Top of Dataset excerpts

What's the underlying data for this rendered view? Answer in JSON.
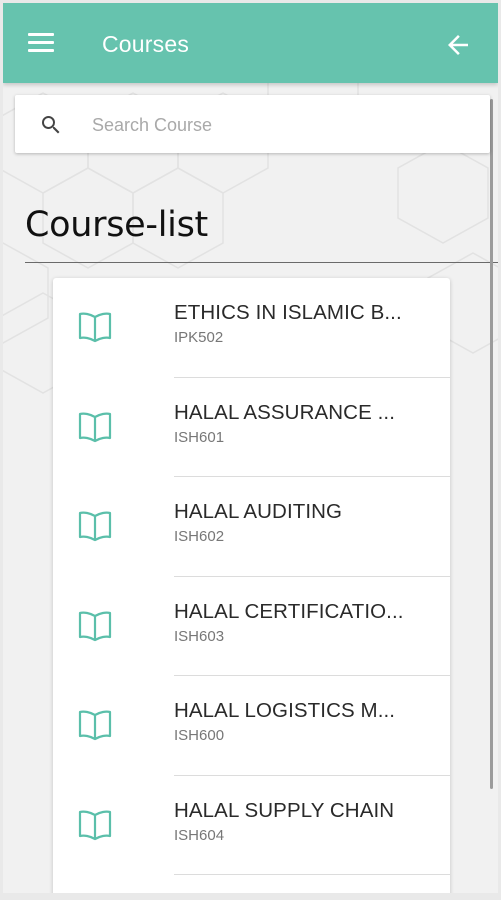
{
  "app_bar": {
    "title": "Courses",
    "menu_icon": "menu-icon",
    "back_icon": "arrow-back-icon",
    "background_color": "#66c3ae"
  },
  "search": {
    "placeholder": "Search Course",
    "value": "",
    "icon": "search-icon"
  },
  "section": {
    "title": "Course-list"
  },
  "courses": [
    {
      "name": "ETHICS IN ISLAMIC B...",
      "code": "IPK502",
      "icon": "book-icon"
    },
    {
      "name": "HALAL ASSURANCE ...",
      "code": "ISH601",
      "icon": "book-icon"
    },
    {
      "name": "HALAL AUDITING",
      "code": "ISH602",
      "icon": "book-icon"
    },
    {
      "name": "HALAL CERTIFICATIO...",
      "code": "ISH603",
      "icon": "book-icon"
    },
    {
      "name": "HALAL LOGISTICS M...",
      "code": "ISH600",
      "icon": "book-icon"
    },
    {
      "name": "HALAL SUPPLY CHAIN",
      "code": "ISH604",
      "icon": "book-icon"
    }
  ],
  "colors": {
    "accent": "#5bbfaa",
    "page_background": "#f1f1f1"
  }
}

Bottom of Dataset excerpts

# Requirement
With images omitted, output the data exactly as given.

# Result for this task
What's the underlying data for this rendered view? Answer in JSON.
{
  "app_bar": {
    "title": "Courses",
    "menu_icon": "menu-icon",
    "back_icon": "arrow-back-icon",
    "background_color": "#66c3ae"
  },
  "search": {
    "placeholder": "Search Course",
    "value": "",
    "icon": "search-icon"
  },
  "section": {
    "title": "Course-list"
  },
  "courses": [
    {
      "name": "ETHICS IN ISLAMIC B...",
      "code": "IPK502",
      "icon": "book-icon"
    },
    {
      "name": "HALAL ASSURANCE ...",
      "code": "ISH601",
      "icon": "book-icon"
    },
    {
      "name": "HALAL AUDITING",
      "code": "ISH602",
      "icon": "book-icon"
    },
    {
      "name": "HALAL CERTIFICATIO...",
      "code": "ISH603",
      "icon": "book-icon"
    },
    {
      "name": "HALAL LOGISTICS M...",
      "code": "ISH600",
      "icon": "book-icon"
    },
    {
      "name": "HALAL SUPPLY CHAIN",
      "code": "ISH604",
      "icon": "book-icon"
    }
  ],
  "colors": {
    "accent": "#5bbfaa",
    "page_background": "#f1f1f1"
  }
}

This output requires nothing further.